**** Records to use
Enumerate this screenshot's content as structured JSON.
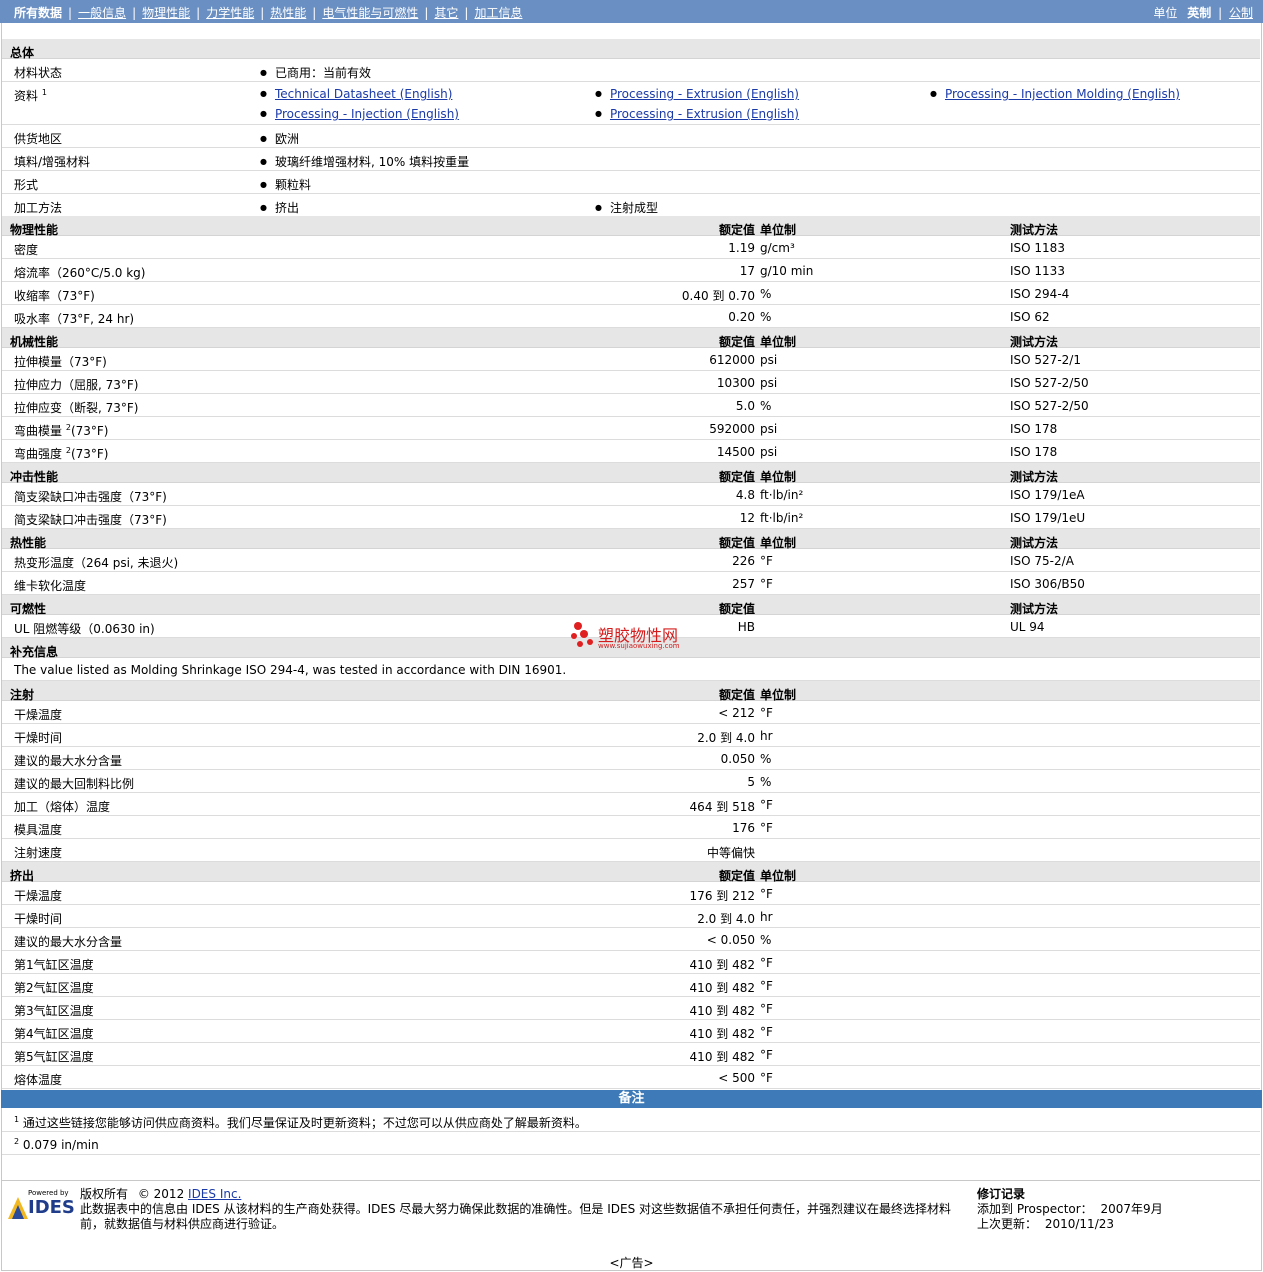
{
  "nav": {
    "items": [
      "所有数据",
      "一般信息",
      "物理性能",
      "力学性能",
      "热性能",
      "电气性能与可燃性",
      "其它",
      "加工信息"
    ],
    "units_label": "单位",
    "units_imperial": "英制",
    "units_metric": "公制"
  },
  "general": {
    "title": "总体",
    "status_label": "材料状态",
    "status_value": "已商用：当前有效",
    "docs_label": "资料",
    "docs_sup": "1",
    "docs": [
      "Technical Datasheet (English)",
      "Processing - Extrusion (English)",
      "Processing - Injection Molding (English)",
      "Processing - Injection (English)",
      "Processing - Extrusion (English)"
    ],
    "region_label": "供货地区",
    "region_value": "欧洲",
    "filler_label": "填料/增强材料",
    "filler_value": "玻璃纤维增强材料, 10% 填料按重量",
    "form_label": "形式",
    "form_value": "颗粒料",
    "method_label": "加工方法",
    "method_values": [
      "挤出",
      "注射成型"
    ]
  },
  "headers": {
    "nominal": "额定值",
    "unit": "单位制",
    "test": "测试方法"
  },
  "physical": {
    "title": "物理性能",
    "rows": [
      {
        "label": "密度",
        "value": "1.19",
        "unit": "g/cm³",
        "test": "ISO 1183"
      },
      {
        "label": "熔流率（260°C/5.0 kg)",
        "value": "17",
        "unit": "g/10 min",
        "test": "ISO 1133"
      },
      {
        "label": "收缩率（73°F)",
        "value": "0.40 到  0.70",
        "unit": "%",
        "test": "ISO 294-4"
      },
      {
        "label": "吸水率（73°F, 24 hr)",
        "value": "0.20",
        "unit": "%",
        "test": "ISO 62"
      }
    ]
  },
  "mechanical": {
    "title": "机械性能",
    "rows": [
      {
        "label": "拉伸模量（73°F)",
        "value": "612000",
        "unit": "psi",
        "test": "ISO 527-2/1"
      },
      {
        "label": "拉伸应力（屈服, 73°F)",
        "value": "10300",
        "unit": "psi",
        "test": "ISO 527-2/50"
      },
      {
        "label": "拉伸应变（断裂, 73°F)",
        "value": "5.0",
        "unit": "%",
        "test": "ISO 527-2/50"
      },
      {
        "label": "弯曲模量",
        "sup": "2",
        "label_tail": "(73°F)",
        "value": "592000",
        "unit": "psi",
        "test": "ISO 178"
      },
      {
        "label": "弯曲强度",
        "sup": "2",
        "label_tail": "(73°F)",
        "value": "14500",
        "unit": "psi",
        "test": "ISO 178"
      }
    ]
  },
  "impact": {
    "title": "冲击性能",
    "rows": [
      {
        "label": "简支梁缺口冲击强度（73°F)",
        "value": "4.8",
        "unit": "ft·lb/in²",
        "test": "ISO 179/1eA"
      },
      {
        "label": "简支梁缺口冲击强度（73°F)",
        "value": "12",
        "unit": "ft·lb/in²",
        "test": "ISO 179/1eU"
      }
    ]
  },
  "thermal": {
    "title": "热性能",
    "rows": [
      {
        "label": "热变形温度（264 psi, 未退火)",
        "value": "226",
        "unit": "°F",
        "test": "ISO 75-2/A"
      },
      {
        "label": "维卡软化温度",
        "value": "257",
        "unit": "°F",
        "test": "ISO 306/B50"
      }
    ]
  },
  "flammability": {
    "title": "可燃性",
    "rows": [
      {
        "label": "UL 阻燃等级（0.0630 in)",
        "value": "HB",
        "unit": "",
        "test": "UL 94"
      }
    ]
  },
  "supplement": {
    "title": "补充信息",
    "text": "The value listed as Molding Shrinkage ISO 294-4, was tested in accordance with DIN 16901."
  },
  "injection": {
    "title": "注射",
    "rows": [
      {
        "label": "干燥温度",
        "value": "< 212",
        "unit": "°F"
      },
      {
        "label": "干燥时间",
        "value": "2.0 到  4.0",
        "unit": "hr"
      },
      {
        "label": "建议的最大水分含量",
        "value": "0.050",
        "unit": "%"
      },
      {
        "label": "建议的最大回制料比例",
        "value": "5",
        "unit": "%"
      },
      {
        "label": "加工（熔体）温度",
        "value": "464 到  518",
        "unit": "°F"
      },
      {
        "label": "模具温度",
        "value": "176",
        "unit": "°F"
      },
      {
        "label": "注射速度",
        "value": "中等偏快",
        "unit": ""
      }
    ]
  },
  "extrusion": {
    "title": "挤出",
    "rows": [
      {
        "label": "干燥温度",
        "value": "176 到  212",
        "unit": "°F"
      },
      {
        "label": "干燥时间",
        "value": "2.0 到  4.0",
        "unit": "hr"
      },
      {
        "label": "建议的最大水分含量",
        "value": "< 0.050",
        "unit": "%"
      },
      {
        "label": "第1气缸区温度",
        "value": "410 到  482",
        "unit": "°F"
      },
      {
        "label": "第2气缸区温度",
        "value": "410 到  482",
        "unit": "°F"
      },
      {
        "label": "第3气缸区温度",
        "value": "410 到  482",
        "unit": "°F"
      },
      {
        "label": "第4气缸区温度",
        "value": "410 到  482",
        "unit": "°F"
      },
      {
        "label": "第5气缸区温度",
        "value": "410 到  482",
        "unit": "°F"
      },
      {
        "label": "熔体温度",
        "value": "< 500",
        "unit": "°F"
      }
    ]
  },
  "notes": {
    "title": "备注",
    "note1_num": "1",
    "note1": "通过这些链接您能够访问供应商资料。我们尽量保证及时更新资料；不过您可以从供应商处了解最新资料。",
    "note2_num": "2",
    "note2": "0.079 in/min"
  },
  "footer": {
    "logo_small": "Powered by",
    "logo_big": "IDES",
    "copyright_label": "版权所有",
    "copyright_year": "© 2012",
    "company": "IDES Inc.",
    "disclaimer": "此数据表中的信息由  IDES 从该材料的生产商处获得。IDES 尽最大努力确保此数据的准确性。但是  IDES 对这些数据值不承担任何责任，并强烈建议在最终选择材料前，就数据值与材料供应商进行验证。",
    "rev_title": "修订记录",
    "added_label": "添加到  Prospector：",
    "added_value": "2007年9月",
    "updated_label": "上次更新：",
    "updated_value": "2010/11/23",
    "ad": "<广告>"
  },
  "watermark": {
    "text": "塑胶物性网",
    "sub": "www.sujiaowuxing.com"
  }
}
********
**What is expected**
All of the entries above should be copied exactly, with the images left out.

**Your response**
Enumerate this screenshot's content as structured JSON.
{
  "nav": {
    "items": [
      "所有数据",
      "一般信息",
      "物理性能",
      "力学性能",
      "热性能",
      "电气性能与可燃性",
      "其它",
      "加工信息"
    ],
    "units_label": "单位",
    "units_imperial": "英制",
    "units_metric": "公制"
  },
  "general": {
    "title": "总体",
    "status_label": "材料状态",
    "status_value": "已商用：当前有效",
    "docs_label": "资料",
    "docs_sup": "1",
    "docs": [
      "Technical Datasheet (English)",
      "Processing - Extrusion (English)",
      "Processing - Injection Molding (English)",
      "Processing - Injection (English)",
      "Processing - Extrusion (English)"
    ],
    "region_label": "供货地区",
    "region_value": "欧洲",
    "filler_label": "填料/增强材料",
    "filler_value": "玻璃纤维增强材料, 10% 填料按重量",
    "form_label": "形式",
    "form_value": "颗粒料",
    "method_label": "加工方法",
    "method_values": [
      "挤出",
      "注射成型"
    ]
  },
  "headers": {
    "nominal": "额定值",
    "unit": "单位制",
    "test": "测试方法"
  },
  "physical": {
    "title": "物理性能",
    "rows": [
      {
        "label": "密度",
        "value": "1.19",
        "unit": "g/cm³",
        "test": "ISO 1183"
      },
      {
        "label": "熔流率（260°C/5.0 kg)",
        "value": "17",
        "unit": "g/10 min",
        "test": "ISO 1133"
      },
      {
        "label": "收缩率（73°F)",
        "value": "0.40 到  0.70",
        "unit": "%",
        "test": "ISO 294-4"
      },
      {
        "label": "吸水率（73°F, 24 hr)",
        "value": "0.20",
        "unit": "%",
        "test": "ISO 62"
      }
    ]
  },
  "mechanical": {
    "title": "机械性能",
    "rows": [
      {
        "label": "拉伸模量（73°F)",
        "value": "612000",
        "unit": "psi",
        "test": "ISO 527-2/1"
      },
      {
        "label": "拉伸应力（屈服, 73°F)",
        "value": "10300",
        "unit": "psi",
        "test": "ISO 527-2/50"
      },
      {
        "label": "拉伸应变（断裂, 73°F)",
        "value": "5.0",
        "unit": "%",
        "test": "ISO 527-2/50"
      },
      {
        "label": "弯曲模量",
        "sup": "2",
        "label_tail": "(73°F)",
        "value": "592000",
        "unit": "psi",
        "test": "ISO 178"
      },
      {
        "label": "弯曲强度",
        "sup": "2",
        "label_tail": "(73°F)",
        "value": "14500",
        "unit": "psi",
        "test": "ISO 178"
      }
    ]
  },
  "impact": {
    "title": "冲击性能",
    "rows": [
      {
        "label": "简支梁缺口冲击强度（73°F)",
        "value": "4.8",
        "unit": "ft·lb/in²",
        "test": "ISO 179/1eA"
      },
      {
        "label": "简支梁缺口冲击强度（73°F)",
        "value": "12",
        "unit": "ft·lb/in²",
        "test": "ISO 179/1eU"
      }
    ]
  },
  "thermal": {
    "title": "热性能",
    "rows": [
      {
        "label": "热变形温度（264 psi, 未退火)",
        "value": "226",
        "unit": "°F",
        "test": "ISO 75-2/A"
      },
      {
        "label": "维卡软化温度",
        "value": "257",
        "unit": "°F",
        "test": "ISO 306/B50"
      }
    ]
  },
  "flammability": {
    "title": "可燃性",
    "rows": [
      {
        "label": "UL 阻燃等级（0.0630 in)",
        "value": "HB",
        "unit": "",
        "test": "UL 94"
      }
    ]
  },
  "supplement": {
    "title": "补充信息",
    "text": "The value listed as Molding Shrinkage ISO 294-4, was tested in accordance with DIN 16901."
  },
  "injection": {
    "title": "注射",
    "rows": [
      {
        "label": "干燥温度",
        "value": "< 212",
        "unit": "°F"
      },
      {
        "label": "干燥时间",
        "value": "2.0 到  4.0",
        "unit": "hr"
      },
      {
        "label": "建议的最大水分含量",
        "value": "0.050",
        "unit": "%"
      },
      {
        "label": "建议的最大回制料比例",
        "value": "5",
        "unit": "%"
      },
      {
        "label": "加工（熔体）温度",
        "value": "464 到  518",
        "unit": "°F"
      },
      {
        "label": "模具温度",
        "value": "176",
        "unit": "°F"
      },
      {
        "label": "注射速度",
        "value": "中等偏快",
        "unit": ""
      }
    ]
  },
  "extrusion": {
    "title": "挤出",
    "rows": [
      {
        "label": "干燥温度",
        "value": "176 到  212",
        "unit": "°F"
      },
      {
        "label": "干燥时间",
        "value": "2.0 到  4.0",
        "unit": "hr"
      },
      {
        "label": "建议的最大水分含量",
        "value": "< 0.050",
        "unit": "%"
      },
      {
        "label": "第1气缸区温度",
        "value": "410 到  482",
        "unit": "°F"
      },
      {
        "label": "第2气缸区温度",
        "value": "410 到  482",
        "unit": "°F"
      },
      {
        "label": "第3气缸区温度",
        "value": "410 到  482",
        "unit": "°F"
      },
      {
        "label": "第4气缸区温度",
        "value": "410 到  482",
        "unit": "°F"
      },
      {
        "label": "第5气缸区温度",
        "value": "410 到  482",
        "unit": "°F"
      },
      {
        "label": "熔体温度",
        "value": "< 500",
        "unit": "°F"
      }
    ]
  },
  "notes": {
    "title": "备注",
    "note1_num": "1",
    "note1": "通过这些链接您能够访问供应商资料。我们尽量保证及时更新资料；不过您可以从供应商处了解最新资料。",
    "note2_num": "2",
    "note2": "0.079 in/min"
  },
  "footer": {
    "logo_small": "Powered by",
    "logo_big": "IDES",
    "copyright_label": "版权所有",
    "copyright_year": "© 2012",
    "company": "IDES Inc.",
    "disclaimer": "此数据表中的信息由  IDES 从该材料的生产商处获得。IDES 尽最大努力确保此数据的准确性。但是  IDES 对这些数据值不承担任何责任，并强烈建议在最终选择材料前，就数据值与材料供应商进行验证。",
    "rev_title": "修订记录",
    "added_label": "添加到  Prospector：",
    "added_value": "2007年9月",
    "updated_label": "上次更新：",
    "updated_value": "2010/11/23",
    "ad": "<广告>"
  },
  "watermark": {
    "text": "塑胶物性网",
    "sub": "www.sujiaowuxing.com"
  }
}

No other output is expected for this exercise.